Flag-tagged ChREBPβ was generated by deletion of N-terminal sequence in the mouse Flag-tagged ChREBPα (GenBank: AF245475) in the CMV4 vector 29 by site-directed mutagenesis (QuickChange II Site-Directed Mutagenesis Kit, Agilent). ChREBPβ sequence was confirmed by sequencing. Flag-tagged ChREBPα, Flag-tagged ChREBPβ, or empty pGL3_basic control were co-transfected with HA-tagged Mlx and a reporter plasmid containing a promoter region consisting of two copies of the ACC ChoRE fused to the firefly luciferase gene36. 24 hours after transfection, cells were cultured in DMEM containing low (2.5 mM) or high (25 mM) glucose. Cells were collected and firefly luciferase activity was measured 24 hours after the media change and normalized to renilla luciferase activity (Dual Luciferase Assay System, Promega). Similar results were also obtained when normalizing luciferase activity to ChREBPα or β protein levels, respectively (data not shown). All experiments were repeated at least three times with comparable results.
All values are given as means ± S.E. Differences between two groups were assessed using unpaired two-tailed Student’s t-tests unless otherwise specified in figure legends. Comparisons between multiple groups were performed by ANOVA with pairwise comparisons and adjustment for multiple comparisons by the Tukey test unless otherwise specified in figure legends. For analyses with non-normal distributions or unequal variances, ANOVA and pairwise comparisons were performed on log-transformed values. All data presented in the figures are of non-transformed values. Due to the large variance and non-normal distribution of Glut4 expression in the obese human cohort (Fig. 3i), Log mRNA expression levels were analyzed and presented. Statistical Analyses including linear regressions were performed with SPSS 8.0.
We thank H. Towle for providing reagents and discussion. We thank P. Pissios, I. Astapova, E. Rosen and the Rosen lab for discussion, K. Uyeda for providing ChREBP KO mice, and E. Shu for technical assistance. This work was supported by NIH R37 DK43051 (B.B.K), K08 DK076726 (M.A.H), BADERC DK057521 (B.B.K, M.A.H), BNORC DK046200 (M.A.H.), the Picower and JPB Foundations (B.B.K.), a Fellowship from the Radcliffe Institute for Advanced Study (B.B.K.), DK056341 (Nutrition and Obesity Research Unit) (S.K.), DK037948 (S.K.), and the Deutsche Forschungsgemeinschft DFG, KFO152, BL833/1 (M.B.)
The ChREBPβ sequence data has been deposited to NCBI Genbank under accession number JQ437838. The microarray data has been deposited to NCBI Gene Expression Omnibus under accession number GSE35378.
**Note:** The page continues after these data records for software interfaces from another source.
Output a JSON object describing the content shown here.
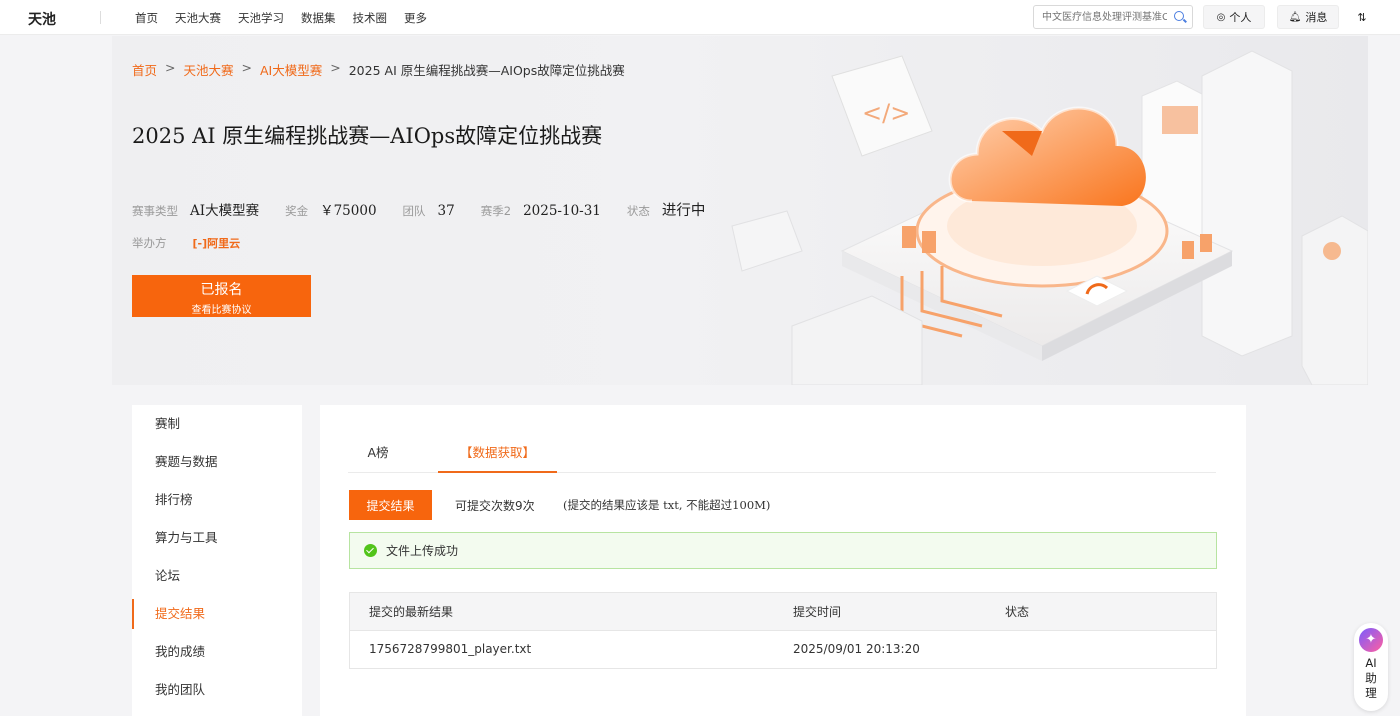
{
  "topnav": {
    "logo": "天池",
    "items": [
      "首页",
      "天池大赛",
      "天池学习",
      "数据集",
      "技术圈",
      "更多"
    ],
    "search_placeholder": "中文医疗信息处理评测基准CBLUE",
    "personal_label": "个人",
    "messages_label": "消息"
  },
  "breadcrumb": {
    "home": "首页",
    "competitions": "天池大赛",
    "category": "AI大模型赛",
    "current": "2025 AI 原生编程挑战赛—AIOps故障定位挑战赛"
  },
  "competition": {
    "title": "2025 AI 原生编程挑战赛—AIOps故障定位挑战赛",
    "type_label": "赛事类型",
    "type_value": "AI大模型赛",
    "prize_label": "奖金",
    "prize_value": "￥75000",
    "teams_label": "团队",
    "teams_value": "37",
    "season_label": "赛季2",
    "season_value": "2025-10-31",
    "status_label": "状态",
    "status_value": "进行中",
    "organizer_label": "举办方",
    "organizer_name": "阿里云",
    "registered_label": "已报名",
    "agreement_label": "查看比赛协议"
  },
  "sidebar": {
    "items": [
      "赛制",
      "赛题与数据",
      "排行榜",
      "算力与工具",
      "论坛",
      "提交结果",
      "我的成绩",
      "我的团队"
    ],
    "active_index": 5
  },
  "main": {
    "tabs": [
      "A榜",
      "【数据获取】"
    ],
    "active_tab": 1,
    "submit_label": "提交结果",
    "remaining": "可提交次数9次",
    "hint": "(提交的结果应该是 txt, 不能超过100M)",
    "success_message": "文件上传成功",
    "table": {
      "headers": [
        "提交的最新结果",
        "提交时间",
        "状态"
      ],
      "rows": [
        {
          "file": "1756728799801_player.txt",
          "time": "2025/09/01 20:13:20",
          "status": ""
        }
      ]
    }
  },
  "assistant": {
    "line1": "AI",
    "line2": "助",
    "line3": "理"
  },
  "colors": {
    "accent": "#f7650d",
    "success": "#52c41a"
  }
}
Reprints and permissions information is available at www.nature.com/reprints.
The authors declare no competing financial interests.
Author Contributions: M.A.H. and B.B.K. planned the experiments, interpreted the data, and wrote the paper. M.A.H. also performed the experiments except the human studies. O.D.P. and J.V. assisted with experimental design and provided technical support. N.A.A., M.R.S., M.B. and S.K. performed the human studies.